The dollar fell broadly on Monday after weaker-than-expected Bank of America profits damped investors' initial optimism that companies may escape the pinch of the crisis in global credit markets.
Bank of America , the No. 2 U.S. bank, reported a fall in its first-quarter profit due to write-downs and rising credit losses.
Its net income fell to $1.21 billion, or 23 cents per share.
Analysts said BoA's results suggested that the fallout from the credit crisis may not be over as some have speculated, chilling risk appetite as such problems were expected to continue weighing on the U.S. economy and the dollar.
In Europe, hawkish European Central Bank inflation rhetoric supported the euro after Governing Council member Klaus Liebscher said there was no reason for pessimism on euro zone growth.

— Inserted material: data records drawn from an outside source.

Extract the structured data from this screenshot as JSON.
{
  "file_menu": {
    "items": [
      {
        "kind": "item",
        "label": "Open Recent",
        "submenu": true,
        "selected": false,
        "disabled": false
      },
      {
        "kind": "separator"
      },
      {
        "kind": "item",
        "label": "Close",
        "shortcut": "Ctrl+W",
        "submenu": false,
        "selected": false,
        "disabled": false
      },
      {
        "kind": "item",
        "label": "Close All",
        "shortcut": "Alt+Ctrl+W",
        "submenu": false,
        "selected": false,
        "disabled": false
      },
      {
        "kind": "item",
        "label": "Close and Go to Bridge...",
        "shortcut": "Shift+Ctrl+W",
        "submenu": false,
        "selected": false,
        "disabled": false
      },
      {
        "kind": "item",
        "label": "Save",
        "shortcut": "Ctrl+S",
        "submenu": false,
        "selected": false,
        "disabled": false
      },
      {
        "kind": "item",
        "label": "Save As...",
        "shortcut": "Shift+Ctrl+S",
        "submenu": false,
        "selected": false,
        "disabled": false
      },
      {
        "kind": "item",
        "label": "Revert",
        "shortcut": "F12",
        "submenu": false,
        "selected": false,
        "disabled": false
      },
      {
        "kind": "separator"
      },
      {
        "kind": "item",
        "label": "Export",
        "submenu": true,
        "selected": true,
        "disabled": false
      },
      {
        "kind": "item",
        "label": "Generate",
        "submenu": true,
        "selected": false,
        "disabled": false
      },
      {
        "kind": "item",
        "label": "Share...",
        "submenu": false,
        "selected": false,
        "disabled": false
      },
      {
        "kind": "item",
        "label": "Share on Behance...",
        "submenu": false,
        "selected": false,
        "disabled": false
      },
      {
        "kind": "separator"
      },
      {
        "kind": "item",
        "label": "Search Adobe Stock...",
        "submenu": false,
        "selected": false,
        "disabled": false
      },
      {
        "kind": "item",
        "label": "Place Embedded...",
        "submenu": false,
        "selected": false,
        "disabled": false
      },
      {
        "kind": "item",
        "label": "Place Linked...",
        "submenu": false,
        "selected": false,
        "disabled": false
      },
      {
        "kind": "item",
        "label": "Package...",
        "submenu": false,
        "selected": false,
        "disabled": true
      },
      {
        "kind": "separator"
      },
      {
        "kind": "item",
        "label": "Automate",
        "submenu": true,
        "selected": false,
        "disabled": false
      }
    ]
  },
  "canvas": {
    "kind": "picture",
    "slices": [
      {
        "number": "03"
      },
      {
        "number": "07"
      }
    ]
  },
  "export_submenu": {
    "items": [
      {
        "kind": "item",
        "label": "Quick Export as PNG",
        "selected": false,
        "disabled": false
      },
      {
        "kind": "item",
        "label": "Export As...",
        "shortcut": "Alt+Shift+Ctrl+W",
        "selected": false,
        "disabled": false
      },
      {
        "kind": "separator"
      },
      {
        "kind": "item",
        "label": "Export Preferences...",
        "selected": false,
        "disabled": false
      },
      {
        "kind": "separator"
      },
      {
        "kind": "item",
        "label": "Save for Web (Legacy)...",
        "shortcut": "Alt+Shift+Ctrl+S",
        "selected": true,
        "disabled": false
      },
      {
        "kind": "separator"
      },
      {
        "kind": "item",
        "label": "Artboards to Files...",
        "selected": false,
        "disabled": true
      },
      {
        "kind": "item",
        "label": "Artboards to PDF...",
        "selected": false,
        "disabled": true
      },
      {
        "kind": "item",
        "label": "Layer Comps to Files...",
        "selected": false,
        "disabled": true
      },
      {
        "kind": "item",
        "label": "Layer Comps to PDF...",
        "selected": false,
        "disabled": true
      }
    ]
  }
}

"Bank of America's results obviously don't help the dollar, but the comments by the ECB earlier today were very hawkish and it clearly indicates the bank is very concerned about inflation and will avoid cutting rates," said Matthew Strauss, a senior currency strategist at RBC Capital Markets in Toronto.
The euro was higher against the dollar, inching toward a record high of $1.5983 hit last week, according to Reuters data.
The single euro zone currency was supported by a growing view that the ECB is in no hurry to cut interest rates from 4.0 percent for now due to nagging inflation risks.
The U.S. currency also came under selling pressure as investors continued to fret about the inflationary effect of oil prices, which hit a record high of $117.40 a barrel.
The greenback slipped to a session low of 102.99 against the yen and it fell more than 0.5 percent against a basket of six major currencies to 71.554.
Results on Friday from Citigroup , the largest U.S. bank, showed less damage from the credit market crisis than some had expected, with write-downs of $6 billion contrasting with market rumors of write-downs approaching $22 billion.
This had sparked dollar buying late last week as some speculated that the worst of the credit crunch may have passed.
But having seen several "false dawns" in the credit crisis, investors were reluctant to place too much faith in the banking results as marking the beginning of the end for the squeeze.
Sterling also fell, with markets unimpressed by a Bank of England offer to swap government bonds worth 50 billion pounds for banks' riskier mortgage debt to help them navigate through the credit squeeze, as the amount was known before the announcement.
Despite a tentative pickup in risk appetite from last week's banking results and Royal Bank of Scotland, Britain's second-biggest bank, confirming it is considering a rights issue, UK markets had been on tenterhooks over the BoE plan to help ease strains in British mortgage markets.
The pound extended losses in reaction to the news, pushing the euro up versus the UK currency, not far from a record high near 81 pence hit last week.
The UK currency fell against the dollar.
"The plan didn't offer any massive surprises. ... Sterling has had a good run over the last few days on the news and so it's a bit of the 'buy the rumor, sell the fact,"' said Daragh Maher, senior currency strategist at Calyon.